They divided the subjects into three groups. One received no treatment, another received whey protein only, and the third received whey protein and underwent whole-body electrical muscle stimulation (which “exercises” the muscles). In addition, all subjects received 800 IU/day of vitamin D.10
Total body fat, trunk body fat, and waist circumference were significantly reduced in both intervention groups (whey protein alone or combined with electrical muscle stimulation) after 16 weeks, but not in the untreated group.10
Another analysis of randomized, controlled trials on overweight and obese people concluded that there was a significant decrease in body weight and total fat mass in those who took whey protein.11
Fighting Cardiovascular Disease
Cardiovascular disease is the leading cause of death in the U.S.
Hypertension is one of the main factors contributing to cardiovascular disease.43 Research shows that whey-based peptides may help reduce this risk factor.44,45 (Peptides are chains of amino acids that are smaller than proteins.) And food-derived peptides like the kind found in whey are far safer than anti-hypertension drugs.
In a study, researchers asked 27 adults with mild hypertension (high blood pressure) to eat a high-fat breakfast and lunch along with 28 grams of whey protein. This was later repeated with 28 grams of calcium caseinate, a protein derived from casein (non-whey protein) in milk, and 27 grams of the carbohydrate maltodextrin.5
Whey was found to reduce systolic blood pressure (the pressure on vessels when the heart contracts), by an average of 15.2 mmHg compared to calcium caseinate, and 23.4 mmHg compared to maltodextrin, for up to five hours after ingestion.
Whey also reduced arterial stiffness compared to maltodextrin. All these actions show whey’s potential to improve cardiovascular risk factors.5
Scientists examining previous trials on overweight and obese patients also found that whey protein reduced body weight and significantly lowered blood pressure, glucose levels, and cholesterol, reducing the risk of cardiovascular disease.11
WHAT TYPE OF WHEY IS RIGHT FOR YOU?
Whey protein is commonly available in three forms:
Whey protein concentrate – WPC contains low levels of fat and low levels of carbohydrates. The percentage of protein in WPC depends on how concentrated it is. Lower end concentrates tend to have 30 percent protein and higher end up to 90 percent.
Whey protein isolate – WPIs are further processed to remove all the fat and lactose.
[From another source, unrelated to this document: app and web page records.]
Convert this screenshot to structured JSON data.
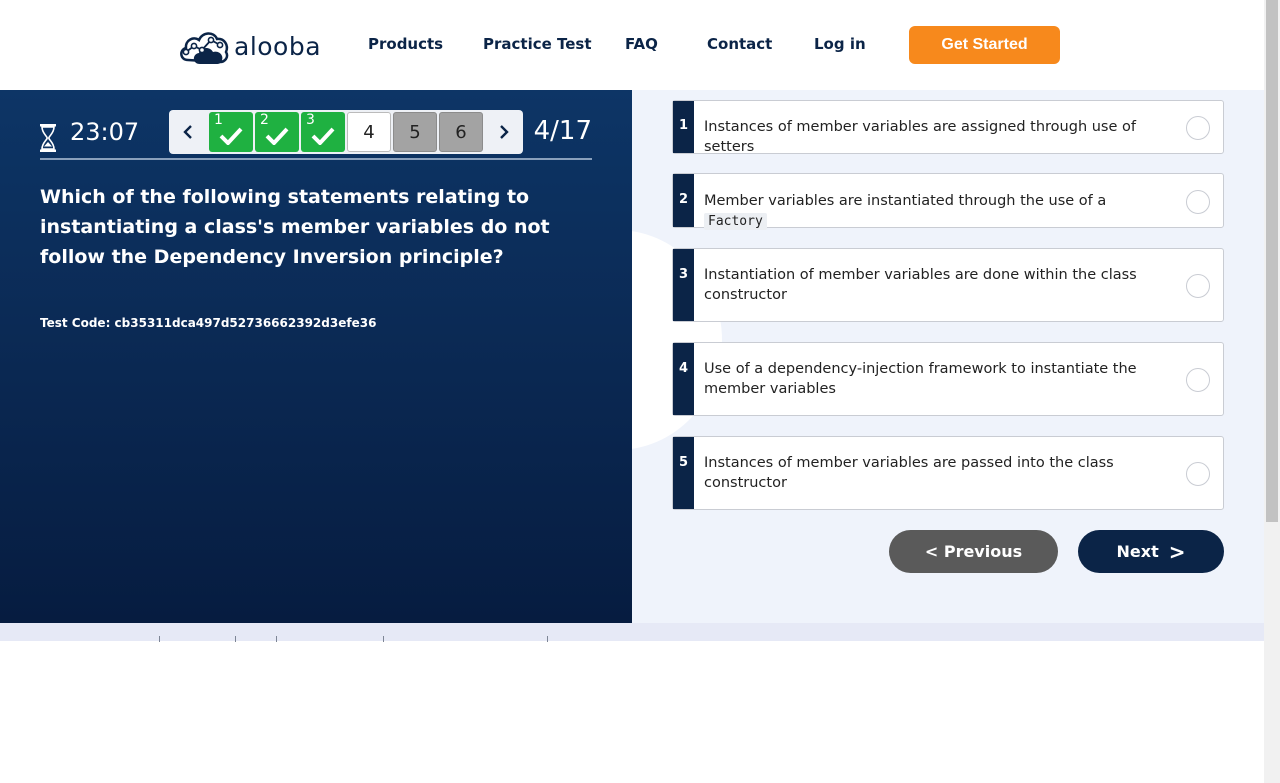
{
  "header": {
    "logo_text": "alooba",
    "nav": [
      "Products",
      "Practice Test",
      "FAQ",
      "Contact",
      "Log in"
    ],
    "cta_label": "Get Started",
    "cta_color": "#f7891c"
  },
  "quiz": {
    "timer": "23:07",
    "progress": "4/17",
    "question_nav": [
      {
        "label": "1",
        "status": "answered"
      },
      {
        "label": "2",
        "status": "answered"
      },
      {
        "label": "3",
        "status": "answered"
      },
      {
        "label": "4",
        "status": "current"
      },
      {
        "label": "5",
        "status": "unanswered"
      },
      {
        "label": "6",
        "status": "unanswered"
      }
    ],
    "question": "Which of the following statements relating to instantiating a class's member variables do not follow the Dependency Inversion principle?",
    "test_code": "Test Code: cb35311dca497d52736662392d3efe36"
  },
  "options": [
    {
      "num": "1",
      "text": "Instances of member variables are assigned through use of setters"
    },
    {
      "num": "2",
      "text_before": "Member variables are instantiated through the use of a",
      "code": "Factory"
    },
    {
      "num": "3",
      "text": "Instantiation of member variables are done within the class constructor"
    },
    {
      "num": "4",
      "text": "Use of a dependency-injection framework to instantiate the member variables"
    },
    {
      "num": "5",
      "text": "Instances of member variables are passed into the class constructor"
    }
  ],
  "buttons": {
    "previous": "< Previous",
    "next": "Next",
    "next_arrow": ">"
  },
  "colors": {
    "navy": "#0b2447",
    "answered_green": "#1fb141",
    "previous_gray": "#5a5a5a"
  }
}
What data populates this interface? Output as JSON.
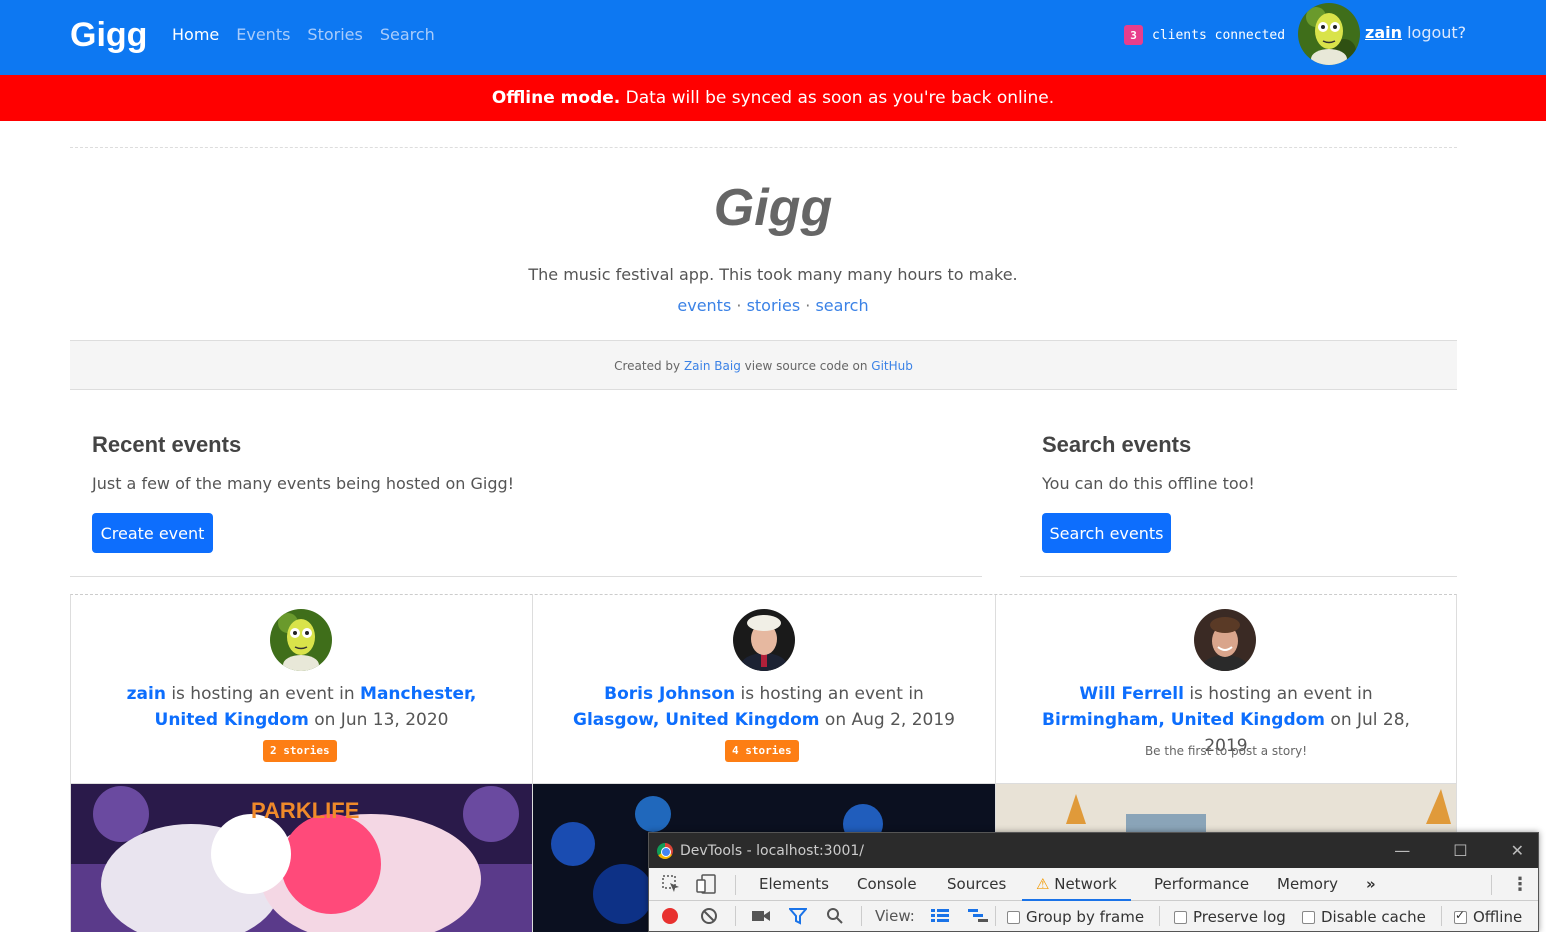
{
  "navbar": {
    "brand": "Gigg",
    "links": [
      "Home",
      "Events",
      "Stories",
      "Search"
    ],
    "clients_count": "3",
    "clients_label": "clients connected",
    "username": "zain",
    "logout": "logout?"
  },
  "offline_banner": {
    "bold": "Offline mode.",
    "text": " Data will be synced as soon as you're back online."
  },
  "hero": {
    "title": "Gigg",
    "subtitle": "The music festival app. This took many many hours to make.",
    "links": [
      "events",
      "stories",
      "search"
    ],
    "separator": "·",
    "credit_prefix": "Created by",
    "credit_author": "Zain Baig",
    "credit_middle": "view source code on",
    "credit_link": "GitHub"
  },
  "recent_events": {
    "heading": "Recent events",
    "description": "Just a few of the many events being hosted on Gigg!",
    "button": "Create event"
  },
  "search_events": {
    "heading": "Search events",
    "description": "You can do this offline too!",
    "button": "Search events"
  },
  "cards": [
    {
      "host": "zain",
      "hosting_text": " is hosting an event in ",
      "location": "Manchester, United Kingdom",
      "date_text": " on Jun 13, 2020",
      "stories": "2 stories"
    },
    {
      "host": "Boris Johnson",
      "hosting_text": " is hosting an event in ",
      "location": "Glasgow, United Kingdom",
      "date_text": " on Aug 2, 2019",
      "stories": "4 stories"
    },
    {
      "host": "Will Ferrell",
      "hosting_text": " is hosting an event in ",
      "location": "Birmingham, United Kingdom",
      "date_text": " on Jul 28, 2019",
      "no_stories": "Be the first to post a story!"
    }
  ],
  "card_image_text": "PARKLIFE",
  "devtools": {
    "title": "DevTools - localhost:3001/",
    "tabs": [
      "Elements",
      "Console",
      "Sources",
      "Network",
      "Performance",
      "Memory"
    ],
    "active_tab": "Network",
    "more": "»",
    "view_label": "View:",
    "group_by_frame": "Group by frame",
    "preserve_log": "Preserve log",
    "disable_cache": "Disable cache",
    "offline": "Offline"
  },
  "colors": {
    "navbar": "#0d78f2",
    "offline_banner": "#ff0000",
    "primary": "#0d6efd",
    "badge_pink": "#e83e8c",
    "badge_orange": "#fd7e14"
  }
}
WPI is usually at least 90 percent protein.
Whey protein hydrolysate – WPH is considered to be the “predigested” form of whey protein as it has already undergone partial hydrolysis – a process necessary for the body to absorb protein. WPH doesn’t require as much digestion as the other two forms of whey protein.
Risks of whey protein consumption
Whey protein is LIKELY SAFE for most children and adults when taken appropriately. High doses can cause some side effects such as increased bowel movements, nausea, thirst, bloating, cramps, reduced appetite, tiredness (fatigue), and headache.
1. It may be high in added sugars and calories. Some protein powders have little added sugar, and others have a lot (as much as 23 grams per scoop). Some protein powders wind up turning a glass of milk into a drink with more than 1,200 calories. The risk: weight gain and an unhealthy spike in blood sugar. The American Heart Association recommends a limit of 24 grams of added sugar per day for women and 36 grams for men.
2. The Clean Label Project released a report about toxins in protein powders. Researchers screened 134 products for 130 types of toxins and found that many protein powders contained heavy metals (lead, arsenic, cadmium, and mercury), bisphenol-A (BPA, which is used to make plastic), pesticides, or other contaminants with links to cancer and other health conditions. Some toxins were present in significant quantities.
Not all of the protein powders that were tested contained elevated levels of toxins. You can see the results at the Clean Label Project's website (www.cleanlabelproject.org).